How to Protect Your Credit before a Divorce
Unfortunately, you may be faced with the prospect of a divorce, which can impact your credit and finances. If your financial life was challenging as a married couple sharing a common future, in divorce it may become even more so.
To add to the stress, you may find that some of your expenses increase as you separate into two households; for example, you may have two mortgage or rent payments every month. The financial fallout from a divorce can also include difficulties in opening new accounts and obtaining new loans in your own name.
Take precautions when a split-up looms
If you suspect that a divorce may be in your future, consider the following. Even if things end up working out, these strategies are still worth considering.
Keep good credit in your own name. A couple different types of accounts — such as revolving (credit card), installment (car loan), and retail (department store card) — should be sufficient.
Build your own credit while you’re married. Remember that your credit score is made up mostly of the amount you owe and whether you pay on time.
Open your own bank account with checking and savings features. Overdraft protection can be a plus, especially if it’s free.
Keep track of your joint credit accounts by checking your credit reports frequently or by enrolling in a credit monitoring service. Doing so may provide you with an early warning that your partner is having some issues. At a minimum, check one of your three credit reports every four months.
Prepare your credit before heading to court

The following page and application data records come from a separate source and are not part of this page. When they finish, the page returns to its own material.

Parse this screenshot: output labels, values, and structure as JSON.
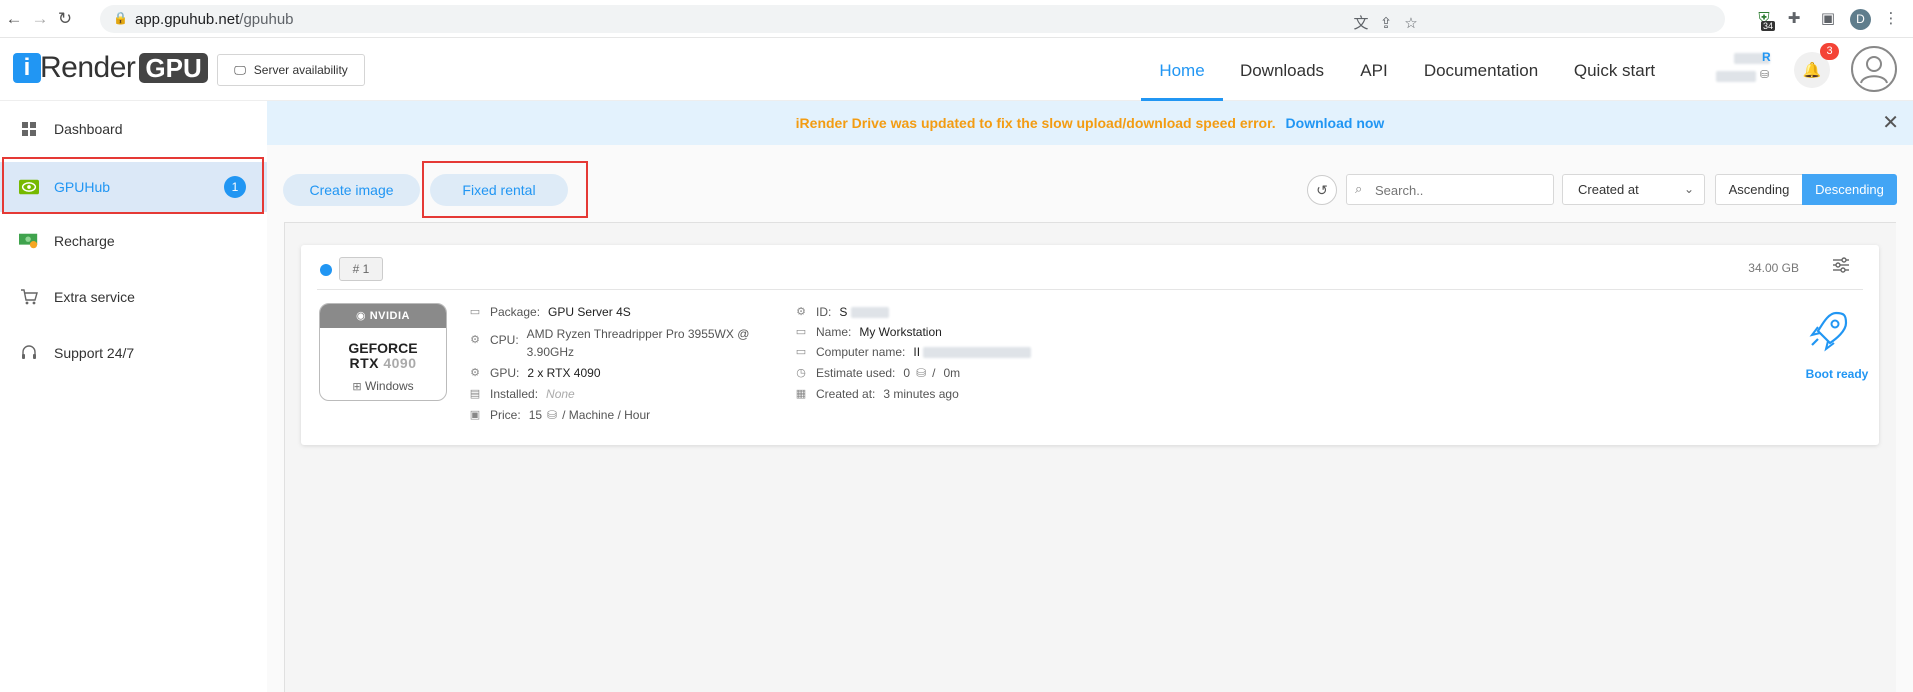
{
  "browser": {
    "url_host": "app.gpuhub.net",
    "url_path": "/gpuhub",
    "ext_badge": "34",
    "profile_initial": "D"
  },
  "header": {
    "logo_i": "i",
    "logo_text": "Render",
    "logo_gpu": "GPU",
    "server_button": "Server availability",
    "nav": [
      "Home",
      "Downloads",
      "API",
      "Documentation",
      "Quick start"
    ],
    "notifications": "3"
  },
  "sidebar": {
    "items": [
      {
        "label": "Dashboard",
        "icon": "dashboard-icon"
      },
      {
        "label": "GPUHub",
        "icon": "nvidia-icon",
        "badge": "1"
      },
      {
        "label": "Recharge",
        "icon": "money-icon"
      },
      {
        "label": "Extra service",
        "icon": "cart-icon"
      },
      {
        "label": "Support 24/7",
        "icon": "headset-icon"
      }
    ]
  },
  "banner": {
    "message": "iRender Drive was updated to fix the slow upload/download speed error.",
    "link": "Download now"
  },
  "toolbar": {
    "create_image": "Create image",
    "fixed_rental": "Fixed rental",
    "search_placeholder": "Search..",
    "sort_field": "Created at",
    "ascending": "Ascending",
    "descending": "Descending"
  },
  "machine": {
    "number": "# 1",
    "storage": "34.00 GB",
    "gpu_brand": "NVIDIA",
    "gpu_line1": "GEFORCE",
    "gpu_line2_a": "RTX ",
    "gpu_line2_b": "4090",
    "os": "Windows",
    "package_label": "Package:",
    "package": "GPU Server 4S",
    "cpu_label": "CPU:",
    "cpu_1": "AMD Ryzen Threadripper Pro 3955WX @",
    "cpu_2": "3.90GHz",
    "gpu_label": "GPU:",
    "gpu": "2 x RTX 4090",
    "installed_label": "Installed:",
    "installed": "None",
    "price_label": "Price:",
    "price_value": "15",
    "price_unit": "/ Machine / Hour",
    "id_label": "ID:",
    "id": "S",
    "name_label": "Name:",
    "name": "My Workstation",
    "computer_label": "Computer name:",
    "computer": "II",
    "estimate_label": "Estimate used:",
    "estimate_coins": "0",
    "estimate_sep": "/",
    "estimate_time": "0m",
    "created_label": "Created at:",
    "created": "3 minutes ago",
    "status": "Boot ready"
  },
  "colors": {
    "accent": "#2196f3",
    "warning": "#f39c12",
    "highlight_box": "#e53935"
  }
}
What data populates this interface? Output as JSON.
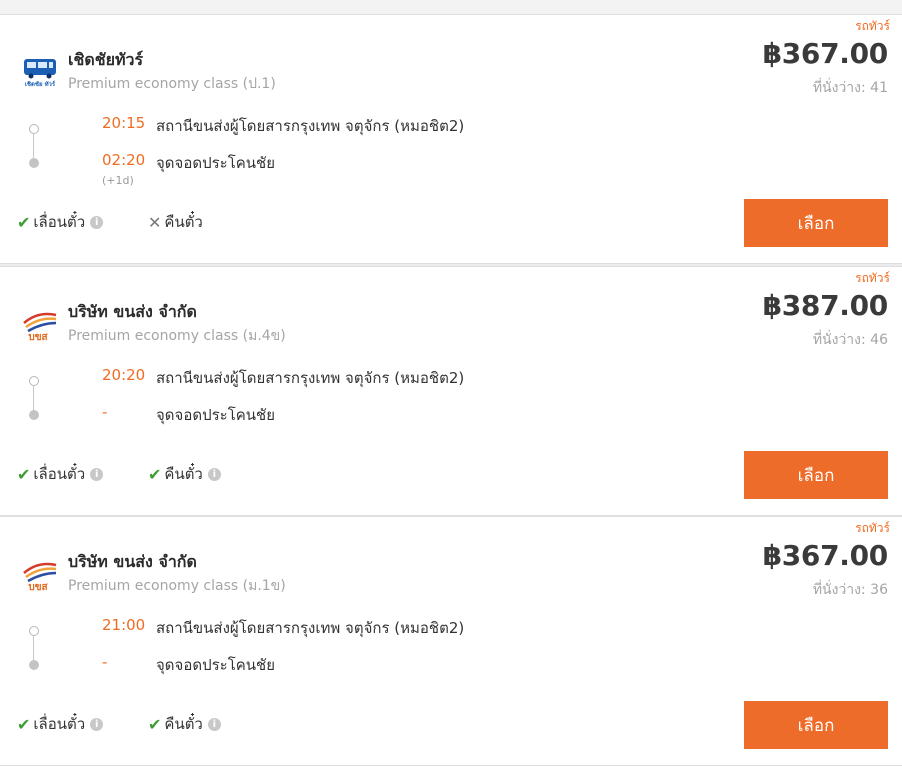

If the possibility of divorce becomes a reality, you want to ratchet up your credit protection action. Quickly separating your financial selves to the best of your abilities is important. Here’s how:
Inform your spouse that you’re closing joint accounts, and then send a letter to each joint creditor asking that the account be closed to any new activity. Closing accounts protects you. Telling your spouse in advance allows him or her to make other plans and is the decent thing to do. Just don’t wait too long to send the letters.
Attempt to agree on how joint or community property accounts will be paid and who’ll be responsible for making the payments. If you can’t reach an agreement, make the minimum payments yourself so that your credit doesn’t deteriorate. You can always recoup the money in a reconciliation or divorce settlement; just keep track of what you pay.
Transfer joint balances to individual accounts if possible. Also, include a division of joint debts as a stipulation in your divorce decree, with specific amounts assigned to each person.
Build individual credit as soon as possible. Start small and build up gradually if you have to. If your credit is damaged already, start with a credit card that has a small credit limit — perhaps a card from a local department store, gas station, or credit union. After paying your bills on time for six months or so, apply for another card and continue paying bills consistently.
Check your credit more frequently than normal. Consider subscribing to a credit monitoring service or freezing your credit to prevent the addition of any new accounts.
Even if your prospective ex is uncooperative, keep paying at least the minimums on all joint bills on time. Don’t listen to uninformed but well-meaning friends and relatives who may tell you to stop making payments to spite your ex. Missed payments generally stay on your credit reports for seven years, making it hard to obtain new credit, employment, insurance, and maybe even a new spouse or partner.
If you change your name, be sure to write to all your creditors and the three major credit bureaus to let them know. Doing so helps keep errors based on name mix-ups from affecting your credit history.